decrease in par value. There would be a transfer of $20,000 into the common stock account
and $580,000 [($30 $1) 20,000] in the paid-in capital in excess of par account from the
retained earnings account. The per-share earnings would decrease since net income remains
the same but the number of shares outstanding increases by 20,000.
EPS stock dividend

$360,000
120,000

$3.00

b. There would be a decrease in the par value of the stock from $1 to $0.80 per share. The
shares outstanding would increase to 125,000. The common stock account would still be
$100,000 (125,000 shares at $0.80 par). The per-share earnings would decrease since net
income remains the same but the number of shares outstanding increases by 25,000.
EPS stock split

$360,000
125,000

$2.88

c. The option in part b the stock split will accomplish the goal of reducing the stock price while
maintaining a stable level of retained earnings. A stock split does not cause any change in
retained earnings but reduces the price of the shares in the same proportion as the split ratio.
d. The firm may be restricted in the amount of retained earnings available for dividend payments,
whether cash or stock dividends. Stock splits do not have any impact on the firms retained
earnings.
P14-17. Stock repurchase
LG 6; Intermediate
a. Shares to be repurchased
b. EPS

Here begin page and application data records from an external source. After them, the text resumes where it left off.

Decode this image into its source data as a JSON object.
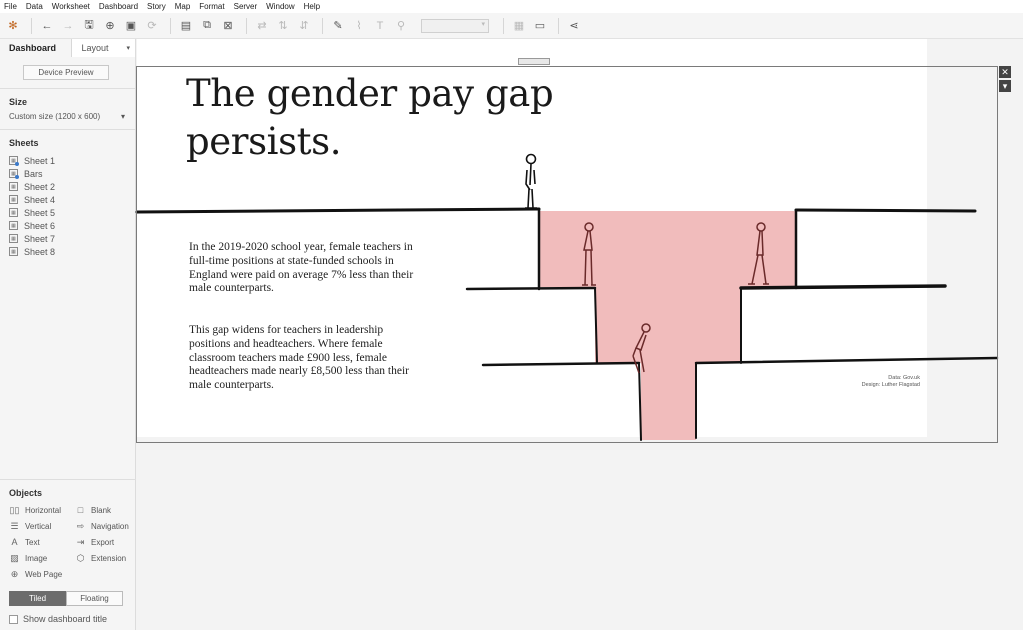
{
  "menubar": [
    "File",
    "Data",
    "Worksheet",
    "Dashboard",
    "Story",
    "Map",
    "Format",
    "Server",
    "Window",
    "Help"
  ],
  "left_panel": {
    "tab_dashboard": "Dashboard",
    "tab_layout": "Layout",
    "device_preview": "Device Preview",
    "size_title": "Size",
    "size_value": "Custom size (1200 x 600)",
    "sheets_title": "Sheets",
    "sheets": [
      "Sheet 1",
      "Bars",
      "Sheet 2",
      "Sheet 4",
      "Sheet 5",
      "Sheet 6",
      "Sheet 7",
      "Sheet 8"
    ],
    "objects_title": "Objects",
    "objects": [
      "Horizontal",
      "Blank",
      "Vertical",
      "Navigation",
      "Text",
      "Export",
      "Image",
      "Extension",
      "Web Page"
    ],
    "tiled": "Tiled",
    "floating": "Floating",
    "show_title": "Show dashboard title"
  },
  "dashboard": {
    "title": "The gender pay gap persists.",
    "paragraph1": "In the 2019-2020 school year, female teachers in full-time positions at state-funded schools in England were paid on average 7% less than their male counterparts.",
    "paragraph2": "This gap widens for teachers in leadership positions and headteachers. Where female classroom teachers made £900 less, female headteachers made nearly £8,500 less than their male counterparts.",
    "credit_data": "Data: Gov.uk",
    "credit_design": "Design: Luther Flagstad"
  },
  "colors": {
    "gap_fill": "#f1bcbc",
    "line": "#111111",
    "figure_female": "#6a2a2a"
  }
}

$800,000
(400,000 19,047)

$400,000
19,047 shares
$21.00
$800,000
380,953

$2.10 per share

If 19,047 shares are repurchased, the number of common shares outstanding will decrease
and earnings per share will increase.
c. Market price: $2.10 10 $21.00 per share.
d. The stock repurchase results in an increase in earnings per share from $2.00 to $2.10.
e. The pre-repurchase market price is different from the post-repurchase market price by the
amount of the cash dividend paid. The post-repurchase price is higher because there are fewer
shares outstanding.

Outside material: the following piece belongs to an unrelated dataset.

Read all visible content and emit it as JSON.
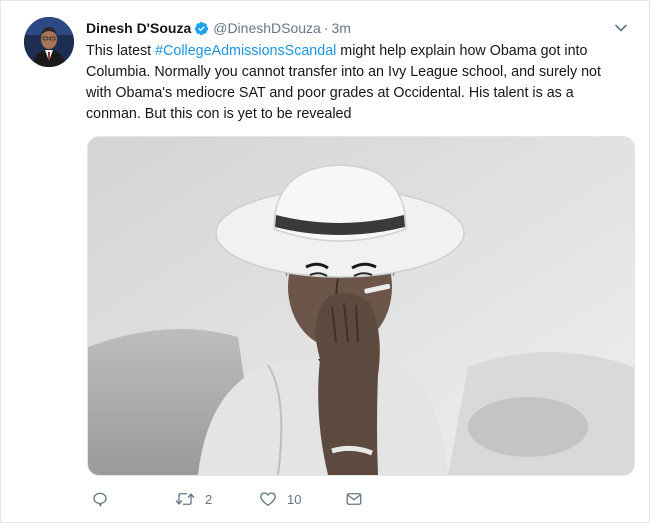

Cash dividends are taxable to the stockholder when they are distributed and are taxed at a
maximum 15% tax rate. If the firm repurchases stock, taxes on the increased value resulting
from the purchase are also due at the time of the repurchase. The additional $1 gain would be
taxed at either the long-term capital gains rate of 15%, the same as the dividend, unless the
stock was held for less than 1 year; then the gain would be short term and taxed at the higher
marginal ordinary income rate. Which alternative is preferred by the shareholders would
depend on the investors holding period for the stock at the time the repurchase is made.
Taxes would not have to be paid on the repurchase gains until the shares are sold.
P14-18. Stock repurchase
LG 6; Challenge
a. Shares outstanding needed
b. 300,000 240,000

($1,200,000 0.40)
$2.00

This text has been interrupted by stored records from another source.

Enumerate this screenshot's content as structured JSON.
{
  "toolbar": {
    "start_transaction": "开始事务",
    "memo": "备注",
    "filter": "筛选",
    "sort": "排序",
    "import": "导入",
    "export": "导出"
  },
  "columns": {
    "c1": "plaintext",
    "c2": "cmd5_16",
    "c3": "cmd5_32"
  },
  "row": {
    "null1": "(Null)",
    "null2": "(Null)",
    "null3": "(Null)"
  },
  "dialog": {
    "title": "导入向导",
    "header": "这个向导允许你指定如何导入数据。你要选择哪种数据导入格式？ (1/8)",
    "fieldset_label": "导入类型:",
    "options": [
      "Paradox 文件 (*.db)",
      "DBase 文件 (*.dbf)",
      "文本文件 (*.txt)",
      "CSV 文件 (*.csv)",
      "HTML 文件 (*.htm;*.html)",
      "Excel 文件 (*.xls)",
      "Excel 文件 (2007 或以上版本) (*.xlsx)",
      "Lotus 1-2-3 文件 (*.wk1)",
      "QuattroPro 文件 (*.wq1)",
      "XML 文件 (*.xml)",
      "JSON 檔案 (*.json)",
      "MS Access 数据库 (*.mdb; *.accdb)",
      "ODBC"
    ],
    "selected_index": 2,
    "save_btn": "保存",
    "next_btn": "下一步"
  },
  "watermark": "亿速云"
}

$480,000
$2.00

240,000

60,000 shares to repurchase

P14-19. Ethics problem


LG 6; Intermediate
Students should argue that all of the methods being contemplated by the chief financial officer
(CFO) are legal and therefore not unethical. Others may argue that even if legal, the actions are
unethical and should not be pursued. The final question tries to address how firm the students
convictions are. It is one thing to demonstrate a course of action and make a recommendation.
Acting in the face of an opposing view by a superior is a bit more difficult, but should not
discourage the student from maintaining their viewpoint.